Given our mission of trying to know more things, we here in the DoD perennially rue things lost along the way through the vagaries of history. Philosophy, it seems to us, has contingent swerves, not unlike Lucretian atomic movement. A seemingly simple swerve in how a question is framed or in what question gets taken up or by whom, and the philosophical trajectory takes one shape rather than another. What sometimes fills our idle moments in the DoD is wondering how things might have shaped up if a swerve had gone some different way. And we get a touch of the wistful melancholy realizing we’ll likely never know. Some things are just lost.
Because of this, we decided some way to manage the chaos of unfulfilled curiosity was in order, so we have created a Department of Lost Things. So, here’s what we’re missing today.
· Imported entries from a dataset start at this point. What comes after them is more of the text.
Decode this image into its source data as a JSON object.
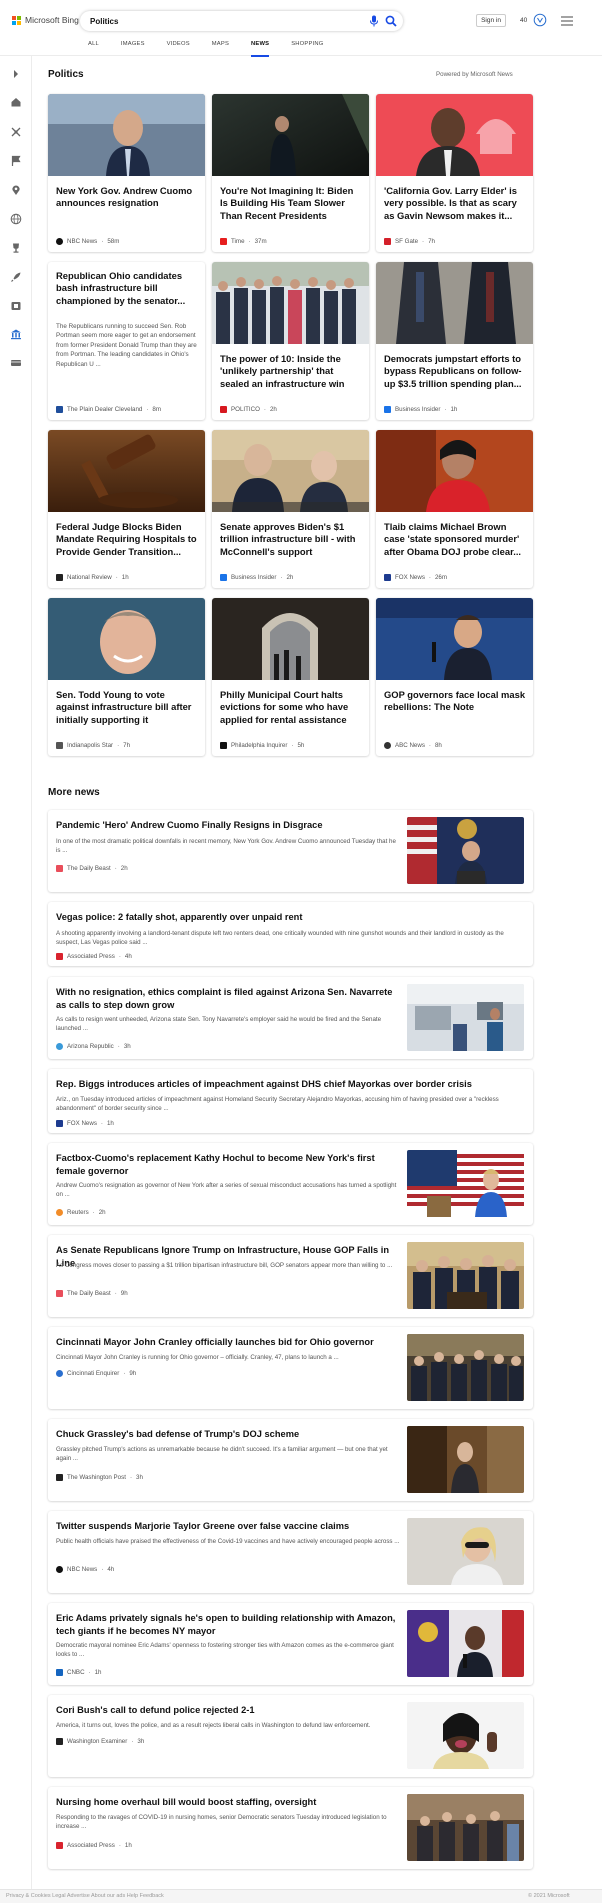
{
  "header": {
    "brand": "Microsoft Bing",
    "search_value": "Politics",
    "signin_label": "Sign in",
    "points": "40",
    "tabs": [
      "ALL",
      "IMAGES",
      "VIDEOS",
      "MAPS",
      "NEWS",
      "SHOPPING"
    ],
    "active_tab": "NEWS"
  },
  "sidebar": {
    "icons": [
      "chevron-right-icon",
      "home-icon",
      "discover-icon",
      "flag-icon",
      "location-pin-icon",
      "globe-icon",
      "trophy-icon",
      "rocket-icon",
      "film-icon",
      "politics-icon",
      "money-icon"
    ]
  },
  "top": {
    "title": "Politics",
    "powered_by": "Powered by Microsoft News",
    "cards": [
      {
        "title": "New York Gov. Andrew Cuomo announces resignation",
        "source": "NBC News",
        "time": "58m",
        "snippet": "",
        "thumb": "cuomo",
        "source_color": "#111111"
      },
      {
        "title": "You're Not Imagining It: Biden Is Building His Team Slower Than Recent Presidents",
        "source": "Time",
        "time": "37m",
        "snippet": "",
        "thumb": "biden-dark",
        "source_color": "#e61e1e"
      },
      {
        "title": "'California Gov. Larry Elder' is very possible. Is that as scary as Gavin Newsom makes it...",
        "source": "SF Gate",
        "time": "7h",
        "snippet": "",
        "thumb": "elder",
        "source_color": "#d4202a"
      },
      {
        "title": "Republican Ohio candidates bash infrastructure bill championed by the senator...",
        "source": "The Plain Dealer Cleveland",
        "time": "8m",
        "snippet": "The Republicans running to succeed Sen. Rob Portman seem more eager to get an endorsement from former President Donald Trump than they are from Portman. The leading candidates in Ohio's Republican U ...",
        "thumb": "",
        "source_color": "#1f4e9b"
      },
      {
        "title": "The power of 10: Inside the 'unlikely partnership' that sealed an infrastructure win",
        "source": "POLITICO",
        "time": "2h",
        "snippet": "",
        "thumb": "group",
        "source_color": "#d71920"
      },
      {
        "title": "Democrats jumpstart efforts to bypass Republicans on follow-up $3.5 trillion spending plan...",
        "source": "Business Insider",
        "time": "1h",
        "snippet": "",
        "thumb": "suits",
        "source_color": "#1a73e8"
      },
      {
        "title": "Federal Judge Blocks Biden Mandate Requiring Hospitals to Provide Gender Transition...",
        "source": "National Review",
        "time": "1h",
        "snippet": "",
        "thumb": "gavel",
        "source_color": "#222222"
      },
      {
        "title": "Senate approves Biden's $1 trillion infrastructure bill - with McConnell's support",
        "source": "Business Insider",
        "time": "2h",
        "snippet": "",
        "thumb": "schumer",
        "source_color": "#1a73e8"
      },
      {
        "title": "Tlaib claims Michael Brown case 'state sponsored murder' after Obama DOJ probe clear...",
        "source": "FOX News",
        "time": "26m",
        "snippet": "",
        "thumb": "tlaib",
        "source_color": "#1d3b8f"
      },
      {
        "title": "Sen. Todd Young to vote against infrastructure bill after initially supporting it",
        "source": "Indianapolis Star",
        "time": "7h",
        "snippet": "",
        "thumb": "young",
        "source_color": "#555555"
      },
      {
        "title": "Philly Municipal Court halts evictions for some who have applied for rental assistance",
        "source": "Philadelphia Inquirer",
        "time": "5h",
        "snippet": "",
        "thumb": "court",
        "source_color": "#111111"
      },
      {
        "title": "GOP governors face local mask rebellions: The Note",
        "source": "ABC News",
        "time": "8h",
        "snippet": "",
        "thumb": "desantis",
        "source_color": "#333333"
      }
    ]
  },
  "more": {
    "title": "More news",
    "items": [
      {
        "title": "Pandemic 'Hero' Andrew Cuomo Finally Resigns in Disgrace",
        "snippet": "In one of the most dramatic political downfalls in recent memory, New York Gov. Andrew Cuomo announced Tuesday that he is ...",
        "source": "The Daily Beast",
        "time": "2h",
        "thumb": "cuomo-podium",
        "source_color": "#e94e5b"
      },
      {
        "title": "Vegas police: 2 fatally shot, apparently over unpaid rent",
        "snippet": "A shooting apparently involving a landlord-tenant dispute left two renters dead, one critically wounded with nine gunshot wounds and their landlord in custody as the suspect, Las Vegas police said ...",
        "source": "Associated Press",
        "time": "4h",
        "thumb": "",
        "source_color": "#d9232e"
      },
      {
        "title": "With no resignation, ethics complaint is filed against Arizona Sen. Navarrete as calls to step down grow",
        "snippet": "As calls to resign went unheeded, Arizona state Sen. Tony Navarrete's employer said he would be fired and the Senate launched ...",
        "source": "Arizona Republic",
        "time": "3h",
        "thumb": "office",
        "source_color": "#3a9ad9"
      },
      {
        "title": "Rep. Biggs introduces articles of impeachment against DHS chief Mayorkas over border crisis",
        "snippet": "Ariz., on Tuesday introduced articles of impeachment against Homeland Security Secretary Alejandro Mayorkas, accusing him of having presided over a \"reckless abandonment\" of border security since ...",
        "source": "FOX News",
        "time": "1h",
        "thumb": "",
        "source_color": "#1d3b8f"
      },
      {
        "title": "Factbox-Cuomo's replacement Kathy Hochul to become New York's first female governor",
        "snippet": "Andrew Cuomo's resignation as governor of New York after a series of sexual misconduct accusations has turned a spotlight on ...",
        "source": "Reuters",
        "time": "2h",
        "thumb": "hochul",
        "source_color": "#f28c28"
      },
      {
        "title": "As Senate Republicans Ignore Trump on Infrastructure, House GOP Falls in Line",
        "snippet": "As Congress moves closer to passing a $1 trillion bipartisan infrastructure bill, GOP senators appear more than willing to ...",
        "source": "The Daily Beast",
        "time": "9h",
        "thumb": "senators",
        "source_color": "#e94e5b"
      },
      {
        "title": "Cincinnati Mayor John Cranley officially launches bid for Ohio governor",
        "snippet": "Cincinnati Mayor John Cranley is running for Ohio governor – officially.  Cranley, 47, plans to launch a ...",
        "source": "Cincinnati Enquirer",
        "time": "9h",
        "thumb": "cranley",
        "source_color": "#2a6fcf"
      },
      {
        "title": "Chuck Grassley's bad defense of Trump's DOJ scheme",
        "snippet": "Grassley pitched Trump's actions as unremarkable because he didn't succeed. It's a familiar argument — but one that yet again ...",
        "source": "The Washington Post",
        "time": "3h",
        "thumb": "grassley",
        "source_color": "#222222"
      },
      {
        "title": "Twitter suspends Marjorie Taylor Greene over false vaccine claims",
        "snippet": "Public health officials have praised the effectiveness of the Covid-19 vaccines and have actively encouraged people across ...",
        "source": "NBC News",
        "time": "4h",
        "thumb": "greene",
        "source_color": "#111111"
      },
      {
        "title": "Eric Adams privately signals he's open to building relationship with Amazon, tech giants if he becomes NY mayor",
        "snippet": "Democratic mayoral nominee Eric Adams' openness to fostering stronger ties with Amazon comes as the e-commerce giant looks to ...",
        "source": "CNBC",
        "time": "1h",
        "thumb": "adams",
        "source_color": "#1565c0"
      },
      {
        "title": "Cori Bush's call to defund police rejected 2-1",
        "snippet": "America, it turns out, loves the police, and as a result rejects liberal calls in Washington to defund law enforcement.",
        "source": "Washington Examiner",
        "time": "3h",
        "thumb": "bush",
        "source_color": "#222222"
      },
      {
        "title": "Nursing home overhaul bill would boost staffing, oversight",
        "snippet": "Responding to the ravages of COVID-19 in nursing homes, senior Democratic senators Tuesday introduced legislation to increase ...",
        "source": "Associated Press",
        "time": "1h",
        "thumb": "nursing",
        "source_color": "#d9232e"
      }
    ]
  },
  "footer": {
    "left": "Privacy & Cookies   Legal   Advertise   About our ads   Help   Feedback",
    "right": "© 2021 Microsoft"
  }
}
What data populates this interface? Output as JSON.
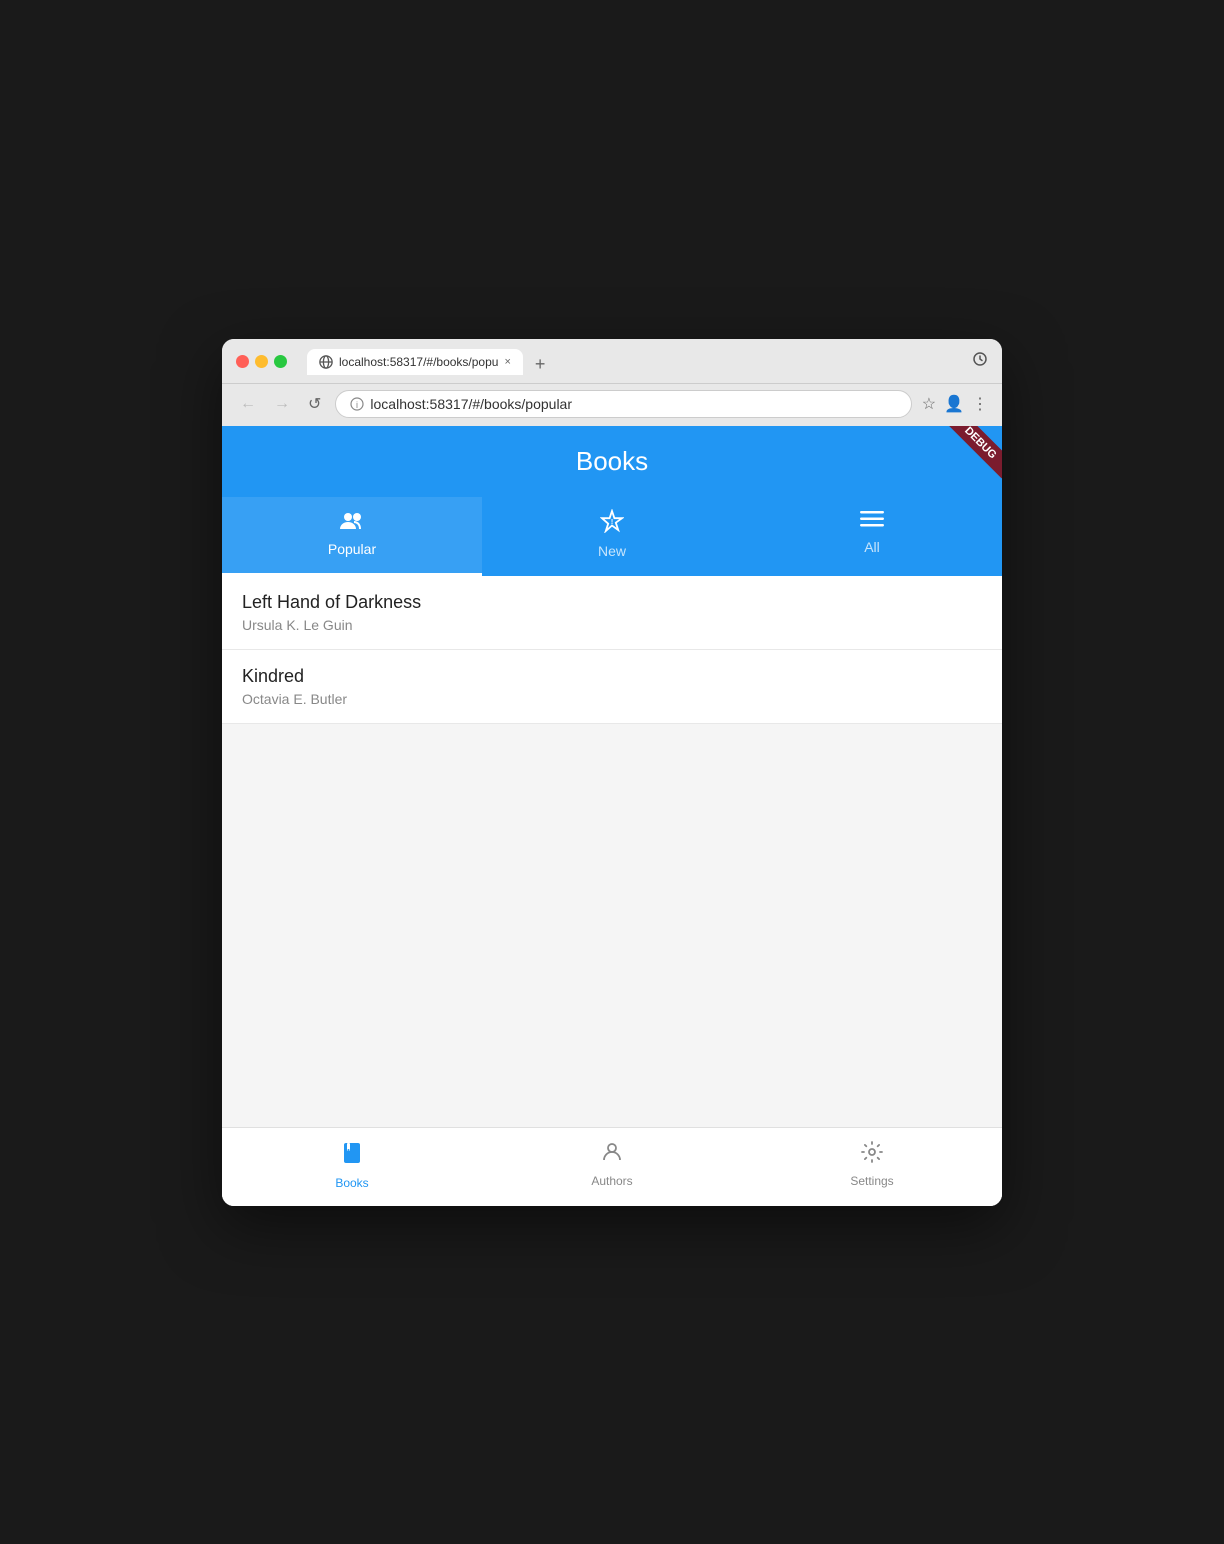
{
  "browser": {
    "url": "localhost:58317/#/books/popular",
    "url_display": "localhost:58317/#/books/popular",
    "tab_label": "localhost:58317/#/books/popu",
    "tab_close": "×",
    "tab_add": "+",
    "back_btn": "←",
    "forward_btn": "→",
    "refresh_btn": "↺"
  },
  "app": {
    "title": "Books",
    "debug_label": "DEBUG"
  },
  "nav_tabs": [
    {
      "id": "popular",
      "label": "Popular",
      "icon": "people",
      "active": true
    },
    {
      "id": "new",
      "label": "New",
      "icon": "new-badge",
      "active": false
    },
    {
      "id": "all",
      "label": "All",
      "icon": "list",
      "active": false
    }
  ],
  "books": [
    {
      "title": "Left Hand of Darkness",
      "author": "Ursula K. Le Guin"
    },
    {
      "title": "Kindred",
      "author": "Octavia E. Butler"
    }
  ],
  "bottom_nav": [
    {
      "id": "books",
      "label": "Books",
      "active": true
    },
    {
      "id": "authors",
      "label": "Authors",
      "active": false
    },
    {
      "id": "settings",
      "label": "Settings",
      "active": false
    }
  ]
}
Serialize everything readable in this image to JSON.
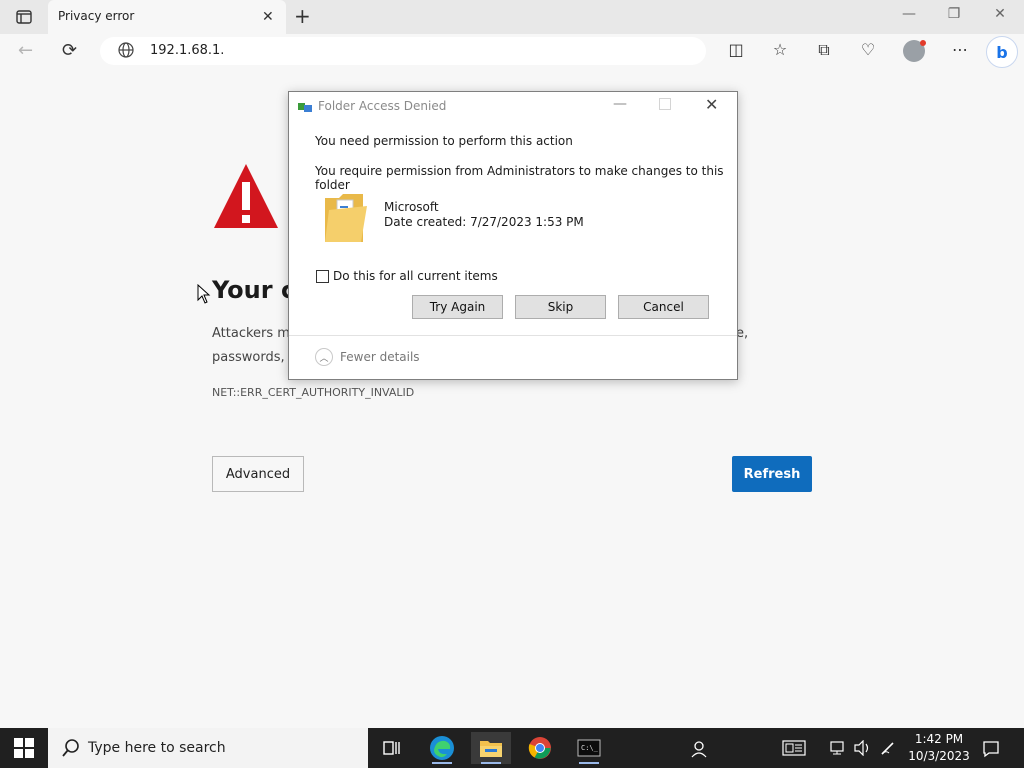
{
  "browser": {
    "tab_title": "Privacy error",
    "url": "192.1.68.1.",
    "tab_close_glyph": "✕",
    "new_tab_glyph": "+"
  },
  "page": {
    "heading": "Your co",
    "para_line1": "Attackers mi",
    "para_line2": "passwords, n",
    "para_tail": "e,",
    "error_code": "NET::ERR_CERT_AUTHORITY_INVALID",
    "advanced_label": "Advanced",
    "refresh_label": "Refresh"
  },
  "dialog": {
    "title": "Folder Access Denied",
    "line1": "You need permission to perform this action",
    "line2": "You require permission from Administrators to make changes to this folder",
    "item_name": "Microsoft",
    "item_date": "Date created: 7/27/2023 1:53 PM",
    "checkbox_label": "Do this for all current items",
    "try_again_label": "Try Again",
    "skip_label": "Skip",
    "cancel_label": "Cancel",
    "fewer_details_label": "Fewer details"
  },
  "taskbar": {
    "search_text": "Type here to search",
    "time": "1:42 PM",
    "date": "10/3/2023"
  },
  "colors": {
    "accent_blue": "#0f6cbd",
    "warning_red": "#d2161e",
    "taskbar": "#202020"
  }
}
Lost: What pregnant Roman women thought about Seneca’s rather martial counsel on death anxiety, with his many military and warrior-like exemplars. Did they laugh at this quaint, brave boy boldly scorning death? After all, their chances of dying in childbirth exceeded any Roman soldier’s chance of meeting death on the battlefield. And if they survived pregnancy, chances are they ended up burying some of their children anyway. Those women must have been tough as nails. Pregnant Roman women swerving philosophical death dialogue would have been something to behold, we’re sure. We wish we knew what they thought.